SPF stands for Sun Protection Factor.
The number next to it represents how much protection it provides.
For example, SPF 30 gives you 30 times the amount of protection compared to none.
(Wendy Haaland/Family Nurse Practitioner, Sanford Health) “Basically when we’re talking about SPF we’re talking about how much longer you can be out in the sun as compared to if you weren’t wearing any type of sun protection at all.”
Haaland said ‘broad spectrum’ is the label to look for.
It protects against both kinds of rays that come off the sun, UVA and UVB, which are linked to skin cancers and premature aging like wrinkles or discoloration.
But depending on how long and what you’re doing in the sun, a higher number can only help so much.
(Haaland) “Essentially, you have more time in the sun when you’re protected with a higher SPF.”
(Farr) “So if I were to use 30 instead of 15, would I have to reapply less times?”
(Haaland) “That’s not necessarily true because the reason that sunscreen needs to be reapplied is because it does tend to degrade quickly out in the sun and it especially needs to be reapplied after any activity that has water involved.”
It’s recommended to reapply after water activities, or anything that makes you sweat while in the sun.
If you’re not in the water, every two hours is best.
Haaland also advises to use two tablespoons, or one ounce, of sunscreen to protect the average body size.

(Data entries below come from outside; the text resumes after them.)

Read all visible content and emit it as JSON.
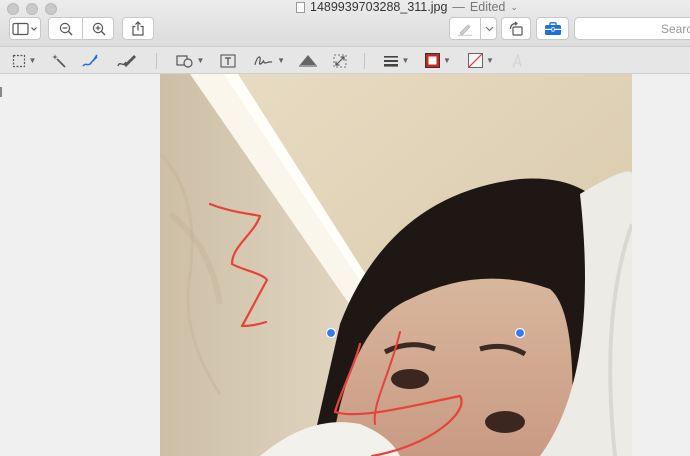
{
  "window": {
    "filename": "1489939703288_311.jpg",
    "separator": "—",
    "edited_label": "Edited",
    "menu_caret": "⌄"
  },
  "toolbar": {
    "search_placeholder": "Search"
  },
  "icons": {
    "sidebar": "sidebar-icon",
    "zoom_out": "zoom-out-icon",
    "zoom_in": "zoom-in-icon",
    "share": "share-icon",
    "highlight": "highlight-pen-icon",
    "rotate": "rotate-left-icon",
    "markup_toolbox": "toolbox-icon"
  },
  "markup_tools": [
    "rectangular-selection-icon",
    "instant-alpha-icon",
    "sketch-icon",
    "draw-icon",
    "shapes-icon",
    "text-icon",
    "sign-icon",
    "adjust-color-icon",
    "adjust-size-icon",
    "shape-style-icon",
    "border-color-icon",
    "fill-color-icon",
    "text-style-icon"
  ],
  "colors": {
    "accent_blue": "#1d6fe0",
    "ink_red": "#e8423a",
    "border_color": "#c8261e",
    "handle_blue": "#2f7cf6"
  }
}
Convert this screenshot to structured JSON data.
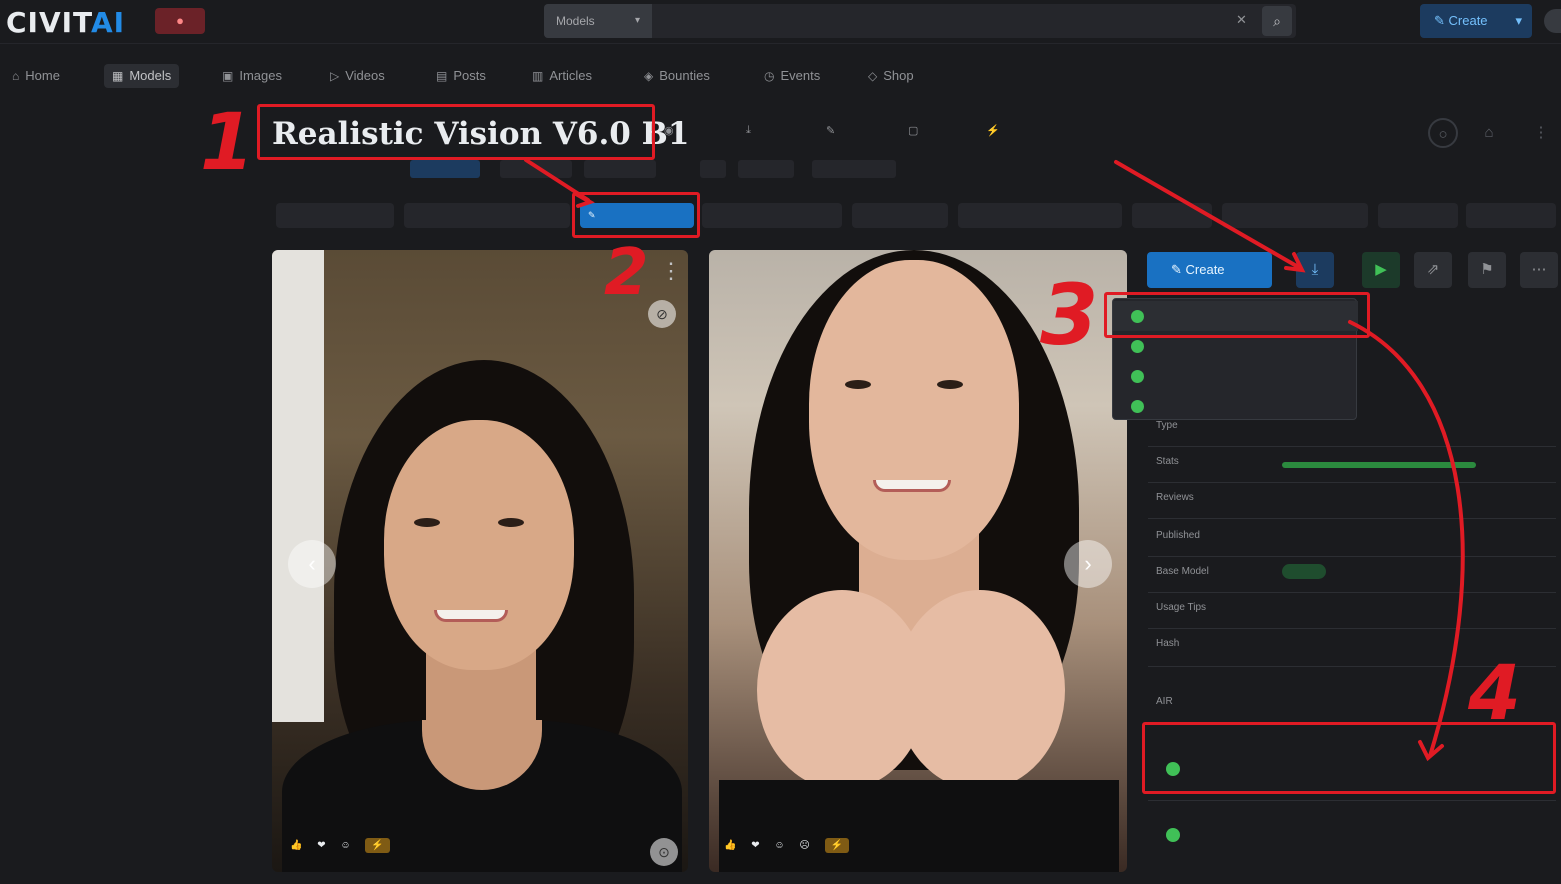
{
  "header": {
    "logo_main": "CIVIT",
    "logo_ai": "AI",
    "live_badge": "",
    "search_type": "Models",
    "search_placeholder": "",
    "create_label": "Create"
  },
  "nav": {
    "items": [
      {
        "label": "Home",
        "icon": "home-icon"
      },
      {
        "label": "Models",
        "icon": "models-icon",
        "active": true
      },
      {
        "label": "Images",
        "icon": "images-icon"
      },
      {
        "label": "Videos",
        "icon": "videos-icon"
      },
      {
        "label": "Posts",
        "icon": "posts-icon"
      },
      {
        "label": "Articles",
        "icon": "articles-icon"
      },
      {
        "label": "Bounties",
        "icon": "bounties-icon"
      },
      {
        "label": "Events",
        "icon": "events-icon"
      },
      {
        "label": "Shop",
        "icon": "shop-icon"
      }
    ]
  },
  "model": {
    "title": "Realistic Vision V6.0 B1"
  },
  "sidebar_panel": {
    "create_label": "Create",
    "details_labels": [
      "Type",
      "Stats",
      "Reviews",
      "Published",
      "Base Model",
      "Usage Tips",
      "Hash",
      "AIR"
    ]
  },
  "annotations": {
    "n1": "1",
    "n2": "2",
    "n3": "3",
    "n4": "4"
  },
  "colors": {
    "accent": "#1971c2",
    "annotation": "#e01b24",
    "background": "#1a1b1e"
  }
}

(Haaland) “I think the most important thing with all of the sunscreens no matter what formulation you use is that you use enough of it initially when you apply it.”